Walls, Tunnels and all the Rest
I’ve been travelling here and there for the last two weeks, ended up here, halfway round the world to perform more shows with up and coming band Fleetwood Mac. We opened the tour in a beautiful outdoor arena in Berlin, surrounded by a forest, a place which had been originally built as a place for Nazi rallies to be held. We walked to the stage along an underground corridor which was built in the shape of an arc in order that no one could get a clear shot of the Fuhrer from either end. The back of the stage was a formidable stone wall which had once been fitted with gun turrets for picking off rabble-rousers.

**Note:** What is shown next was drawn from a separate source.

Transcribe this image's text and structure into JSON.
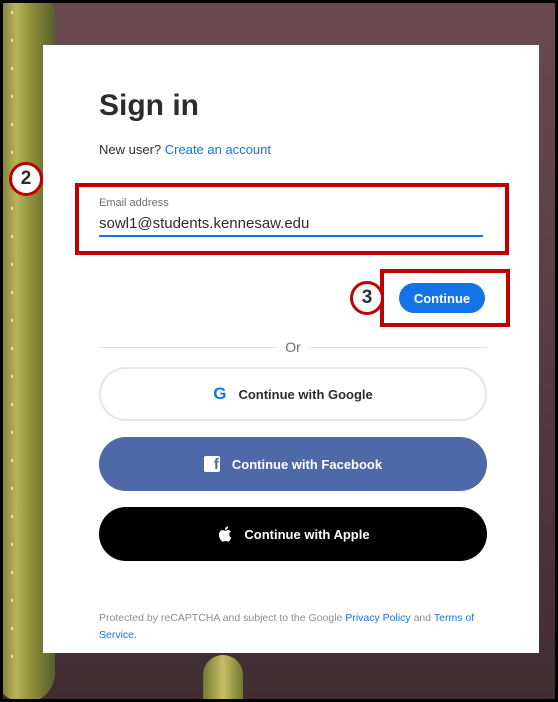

Over the years, many great artists have played in this arena and resurrected it for good and peaceful purposes, but being there in that place does remind you in a sobering way of the extraordinary transformations that can take place in the zeitgeist over decades.
While in Berlin, we visited a famous bunker near the train station which was designed by Albert Speer. It was built in a grand architectural style with marble panels (now residing in Russia) applied to concrete walls three metres thick, meant to withstand the aerial bombing and be a lasting monument to the might of the German Empire. Such was their supreme arrogance and grandiose vision. The building did prove to be resilient, unlike the Empire.
During the following years in what became East Berlin, the bunker was secretly used to house bananas which only the upper echelon of the Communist Party could enjoy. Ordinary Germans might only get to have a banana once a year but those privileged defenders of the state were slicing them up for their cereal every day.
Once the wall came down, this building for a short while was the most famous techno, rave, fetish and sex club in Berlin. Those flat concrete walls must have amplified those oonst oonst beats, shrieks and howls into a soundtrack worthy of Dante’s Inferno, sensory overload, transcendental horror and euphoria? In any event, all were welcome, a good night out if you were in the right mood, so I am told.
The bunker has now been transformed into a private art gallery showing the contemporary art collection of Karen and Christian Boros. The interior has been remodelled into an amazing exhibition space and there are many fascinating works of art on display. Most of these carry conceptual layers of meaning for which it is helpful, or in some cases essential, to get a guided tour to understand. This inspired reformation of the building’s original intent is, from the outside at least, a “readymade" artwork. You can really feel the intensity of the structure and its purpose and history as you wander the corridors inside.
On the top floor is an exhibition of work by a Brazilian artist by the name of Paulo Nazareth. He has spent many years walking though Africa and other continents in bare feet with no money, no bank account, no phone. He wants to have no choice but to connect directly with people everywhere he goes, to find work, to find shelter, to be fed. Every now and again he sends postal packages of work to his art dealer, e.g his worn and weathered tunic on which he has stitched a few words and a simple route map of his journey. His life and his choices are an impressive artwork of uncompromising, single minded will. I thought of him the next morning as I complained to room service about them not having sent up any butter with breakfast. This contrast of choices and circumstances had never seemed so apparent.
So this letter is in a part a travelogue, but mostly I’m just passing on a realisation that we need to be vigilant, self aware, always looking to make art that is transformational, allowing all the people to share a vision and pursuing a vision that’s good for all.
Sie kommen, sie kommen
um eine Mauer zwischen uns zu bauen
Wir wissen, dass sie nicht gewinnen werden